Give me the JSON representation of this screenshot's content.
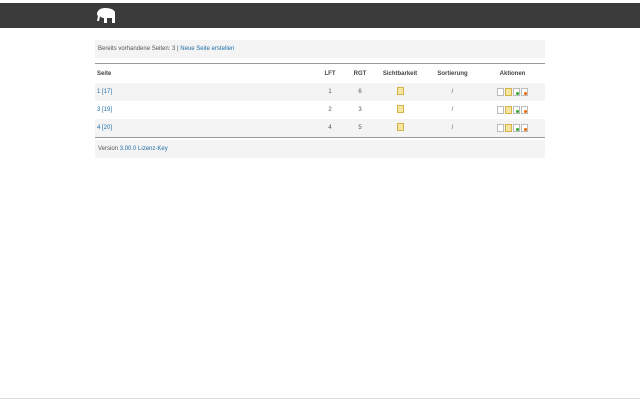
{
  "header": {
    "logo": "elephant-logo"
  },
  "info": {
    "text": "Bereits vorhandene Seiten: 3 |",
    "link": "Neue Seite erstellen"
  },
  "table": {
    "columns": [
      "Seite",
      "LFT",
      "RGT",
      "Sichtbarkeit",
      "Sortierung",
      "Aktionen"
    ],
    "rows": [
      {
        "seite": "1 [17]",
        "lft": "1",
        "rgt": "6",
        "sort": "/"
      },
      {
        "seite": "3 [19]",
        "lft": "2",
        "rgt": "3",
        "sort": "/"
      },
      {
        "seite": "4 [20]",
        "lft": "4",
        "rgt": "5",
        "sort": "/"
      }
    ]
  },
  "footer": {
    "label": "Version",
    "version": "3.00.0",
    "license": "Lizenz-Key"
  }
}
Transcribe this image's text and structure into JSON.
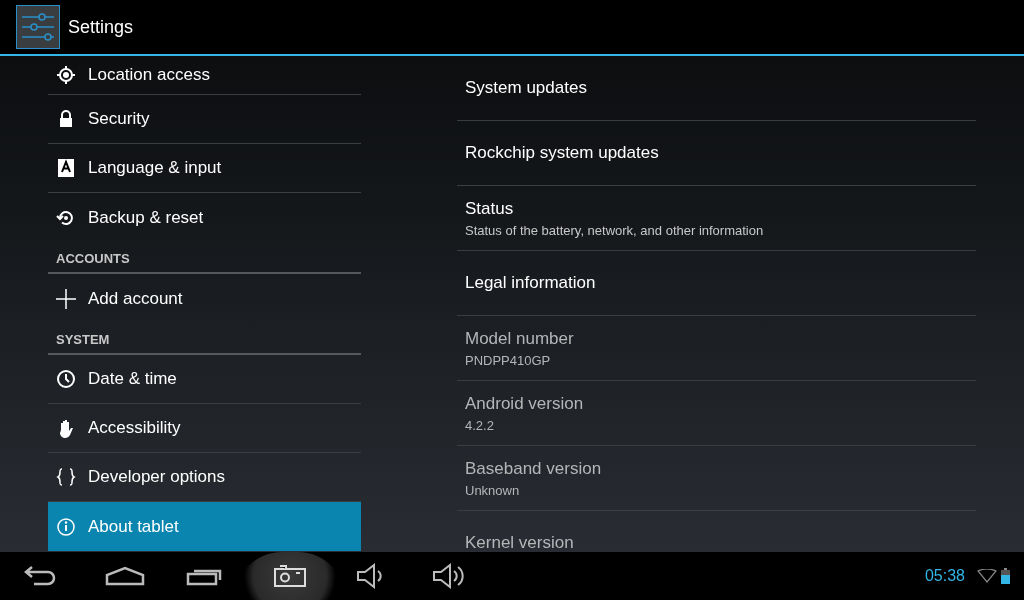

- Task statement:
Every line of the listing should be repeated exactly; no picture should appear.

- Solved problem:
Give me the JSON representation of this screenshot's content.
{
  "header": {
    "logo": "elephant-logo"
  },
  "info": {
    "text": "Bereits vorhandene Seiten: 3 |",
    "link": "Neue Seite erstellen"
  },
  "table": {
    "columns": [
      "Seite",
      "LFT",
      "RGT",
      "Sichtbarkeit",
      "Sortierung",
      "Aktionen"
    ],
    "rows": [
      {
        "seite": "1 [17]",
        "lft": "1",
        "rgt": "6",
        "sort": "/"
      },
      {
        "seite": "3 [19]",
        "lft": "2",
        "rgt": "3",
        "sort": "/"
      },
      {
        "seite": "4 [20]",
        "lft": "4",
        "rgt": "5",
        "sort": "/"
      }
    ]
  },
  "footer": {
    "label": "Version",
    "version": "3.00.0",
    "license": "Lizenz-Key"
  }
}
Transcribe this image's text and structure into JSON.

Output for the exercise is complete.